What level of mathematics are you looking at? When you say discrete math is this an undergrad course for general students, math majors or a grad course?
My experience has been that for undergrad courses for general students it was enough to make sure they DID their homework whether or not they collaborated seemed to make little difference as an indicator of test performance.
For grad courses the problems were usually hard enough that we would collaborate and just each write up our own solution. That again would usually be enough to distinguish between those that actually came up with the solutions vs. those that just listened to them.
I think the trickiest part is math majors. There the problems might be easy enough to be fairly easy to copy while still being hard enough that you want to the students to do more then just write them down.
EDIT In response to clarified/amended OP.

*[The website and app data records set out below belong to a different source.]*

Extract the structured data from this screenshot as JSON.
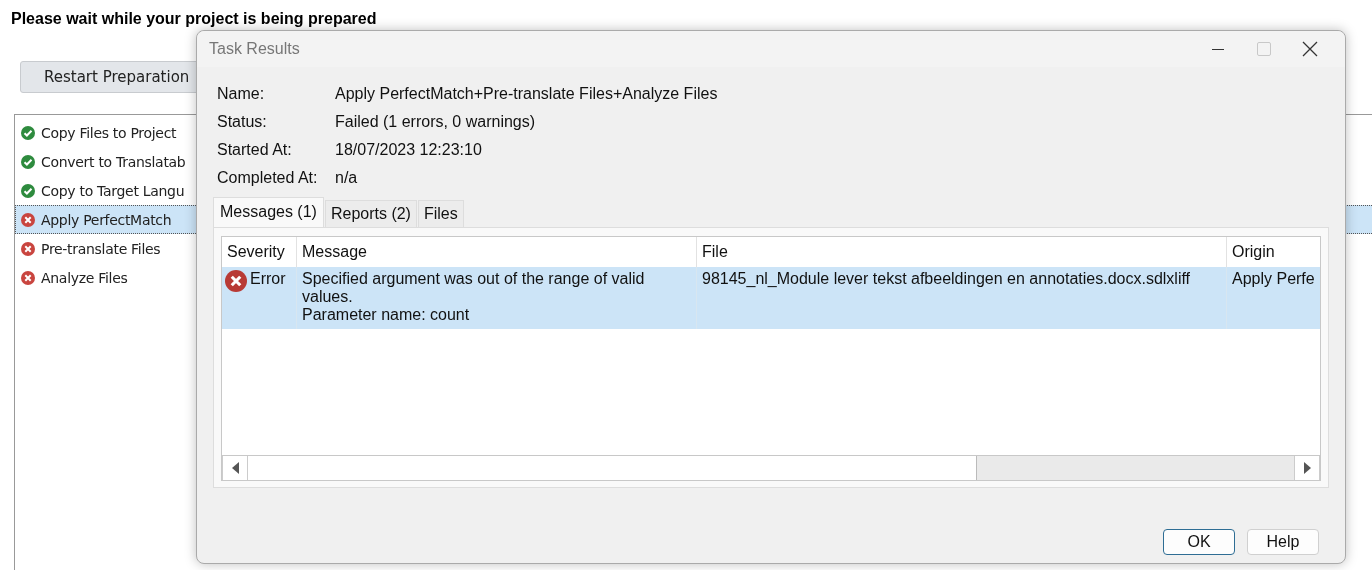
{
  "page": {
    "heading": "Please wait while your project is being prepared",
    "restart_button": "Restart Preparation",
    "tasks": [
      {
        "label": "Copy Files to Project",
        "kind": "done",
        "selected": false
      },
      {
        "label": "Convert to Translatab",
        "kind": "done",
        "selected": false
      },
      {
        "label": "Copy to Target Langu",
        "kind": "done",
        "selected": false
      },
      {
        "label": "Apply PerfectMatch",
        "kind": "failed",
        "selected": true
      },
      {
        "label": "Pre-translate Files",
        "kind": "failed",
        "selected": false
      },
      {
        "label": "Analyze Files",
        "kind": "failed",
        "selected": false
      }
    ]
  },
  "dialog": {
    "title": "Task Results",
    "maximize_disabled": true,
    "fields": [
      {
        "label": "Name:",
        "value": "Apply PerfectMatch+Pre-translate Files+Analyze Files"
      },
      {
        "label": "Status:",
        "value": "Failed (1 errors, 0 warnings)"
      },
      {
        "label": "Started At:",
        "value": "18/07/2023 12:23:10"
      },
      {
        "label": "Completed At:",
        "value": "n/a"
      }
    ],
    "tabs": [
      {
        "label": "Messages (1)",
        "selected": true
      },
      {
        "label": "Reports (2)",
        "selected": false
      },
      {
        "label": "Files",
        "selected": false
      }
    ],
    "table": {
      "columns": [
        "Severity",
        "Message",
        "File",
        "Origin"
      ],
      "rows": [
        {
          "severity": "Error",
          "message": [
            "Specified argument was out of the range of valid values.",
            "Parameter name: count"
          ],
          "file": "98145_nl_Module lever tekst afbeeldingen en annotaties.docx.sdlxliff",
          "origin": "Apply Perfe",
          "selected": true
        }
      ]
    },
    "buttons": [
      {
        "label": "OK",
        "default": true
      },
      {
        "label": "Help",
        "default": false
      }
    ]
  }
}
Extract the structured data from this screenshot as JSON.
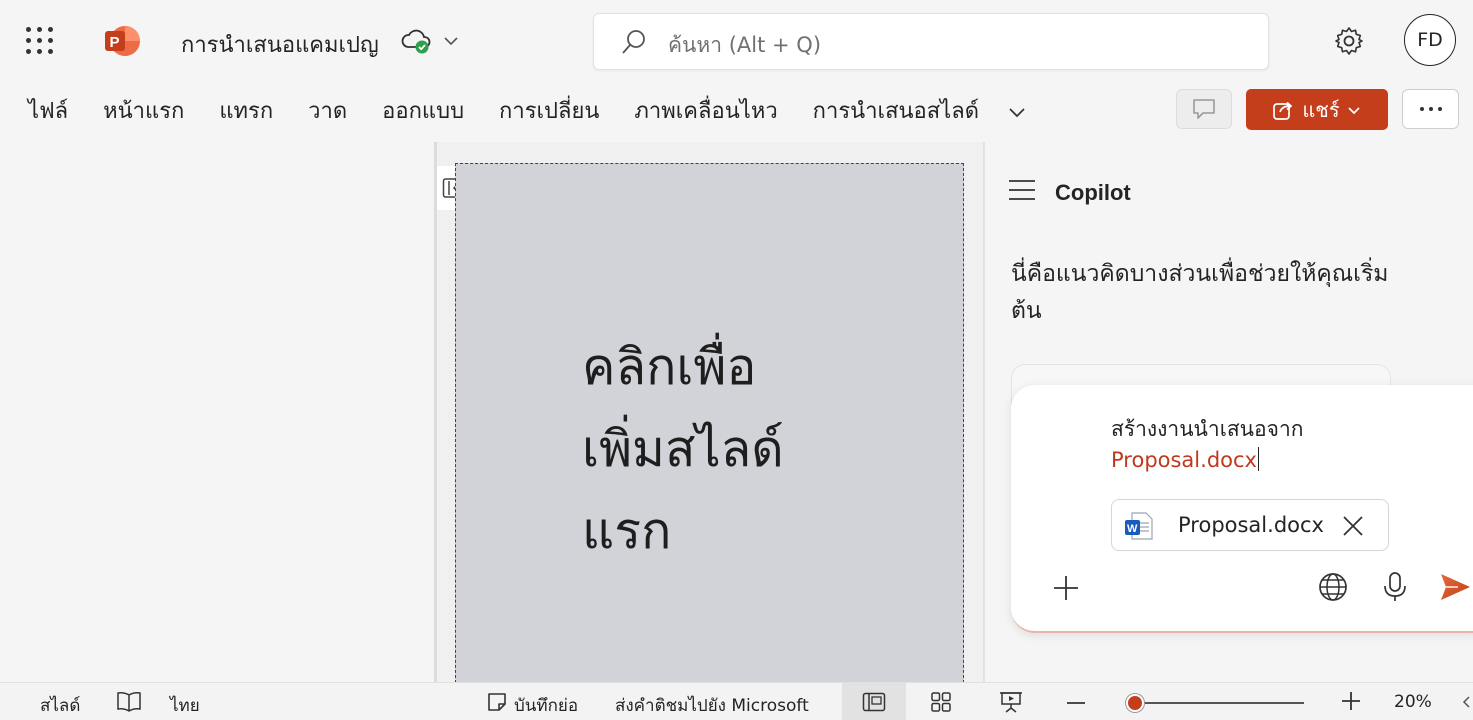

When I TA'd/taught I would grade in a very minimalist way (choose 5 problems and grade them 0/1 add that up and add up to 2 points for neatness and up to 3 points for completeness). In this case I felt that whether or not they collaborated was not particularly important with regards to the homework grade (which would usually comprise at most 20% of their course grade). This is usually appropriate if each problem is fairly easy (derivatives, integrals, combinations, permutations etc.).
If the problems are hard enough to necessitate a decent write up (a page+ in mathematical notation) you can probably get away with letting the students collaborate and insist they write the problems up separately. This works better then you would expect since usually they come up with the solution together, but actually do write them up separately (copy and paste would be obvious and since they've got their notes it's easy enough to write up on their own right? wrong) and that surprisingly gives you more then enough to grade since if they didn't understand the solution properly they will make mistakes in the write up.
I still think there is a middle ground here where the problems aren't quite hard enough for write ups to make a difference yet they are hard enough that just checking they copied it down correctly isn't enough. I admit I don't know what to do then.